**PROBLEM STATEMENT**
Below are records that must be duplicated exactly.
··· DATA RECORDS
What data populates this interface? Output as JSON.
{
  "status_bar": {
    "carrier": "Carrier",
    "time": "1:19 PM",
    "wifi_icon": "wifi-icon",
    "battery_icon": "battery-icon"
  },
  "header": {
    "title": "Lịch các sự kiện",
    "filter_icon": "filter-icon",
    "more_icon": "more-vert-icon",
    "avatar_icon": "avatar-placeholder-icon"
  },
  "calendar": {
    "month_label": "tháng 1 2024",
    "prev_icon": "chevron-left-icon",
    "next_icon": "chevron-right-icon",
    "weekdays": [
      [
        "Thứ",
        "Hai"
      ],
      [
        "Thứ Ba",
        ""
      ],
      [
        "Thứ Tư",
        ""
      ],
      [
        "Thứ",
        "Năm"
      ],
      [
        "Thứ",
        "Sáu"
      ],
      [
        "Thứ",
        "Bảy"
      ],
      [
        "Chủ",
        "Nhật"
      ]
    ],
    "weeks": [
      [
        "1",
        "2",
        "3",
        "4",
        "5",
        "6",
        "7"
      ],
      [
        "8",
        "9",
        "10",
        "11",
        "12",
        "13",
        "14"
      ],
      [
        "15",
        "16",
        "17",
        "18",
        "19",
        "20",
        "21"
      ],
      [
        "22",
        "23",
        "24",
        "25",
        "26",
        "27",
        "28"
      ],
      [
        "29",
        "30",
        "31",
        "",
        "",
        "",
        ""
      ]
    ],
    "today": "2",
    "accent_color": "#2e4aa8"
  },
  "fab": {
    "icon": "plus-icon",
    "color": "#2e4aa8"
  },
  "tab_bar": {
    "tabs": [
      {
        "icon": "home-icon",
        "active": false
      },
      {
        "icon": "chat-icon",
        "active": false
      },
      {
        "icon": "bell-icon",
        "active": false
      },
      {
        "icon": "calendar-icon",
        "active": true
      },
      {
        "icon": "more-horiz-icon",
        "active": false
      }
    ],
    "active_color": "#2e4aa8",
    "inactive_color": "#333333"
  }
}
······
**ANSWER BOX**
What data populates this interface? Output as JSON.
{
  "status_bar": {
    "carrier": "Carrier",
    "time": "1:19 PM",
    "wifi_icon": "wifi-icon",
    "battery_icon": "battery-icon"
  },
  "header": {
    "title": "Lịch các sự kiện",
    "filter_icon": "filter-icon",
    "more_icon": "more-vert-icon",
    "avatar_icon": "avatar-placeholder-icon"
  },
  "calendar": {
    "month_label": "tháng 1 2024",
    "prev_icon": "chevron-left-icon",
    "next_icon": "chevron-right-icon",
    "weekdays": [
      [
        "Thứ",
        "Hai"
      ],
      [
        "Thứ Ba",
        ""
      ],
      [
        "Thứ Tư",
        ""
      ],
      [
        "Thứ",
        "Năm"
      ],
      [
        "Thứ",
        "Sáu"
      ],
      [
        "Thứ",
        "Bảy"
      ],
      [
        "Chủ",
        "Nhật"
      ]
    ],
    "weeks": [
      [
        "1",
        "2",
        "3",
        "4",
        "5",
        "6",
        "7"
      ],
      [
        "8",
        "9",
        "10",
        "11",
        "12",
        "13",
        "14"
      ],
      [
        "15",
        "16",
        "17",
        "18",
        "19",
        "20",
        "21"
      ],
      [
        "22",
        "23",
        "24",
        "25",
        "26",
        "27",
        "28"
      ],
      [
        "29",
        "30",
        "31",
        "",
        "",
        "",
        ""
      ]
    ],
    "today": "2",
    "accent_color": "#2e4aa8"
  },
  "fab": {
    "icon": "plus-icon",
    "color": "#2e4aa8"
  },
  "tab_bar": {
    "tabs": [
      {
        "icon": "home-icon",
        "active": false
      },
      {
        "icon": "chat-icon",
        "active": false
      },
      {
        "icon": "bell-icon",
        "active": false
      },
      {
        "icon": "calendar-icon",
        "active": true
      },
      {
        "icon": "more-horiz-icon",
        "active": false
      }
    ],
    "active_color": "#2e4aa8",
    "inactive_color": "#333333"
  }
}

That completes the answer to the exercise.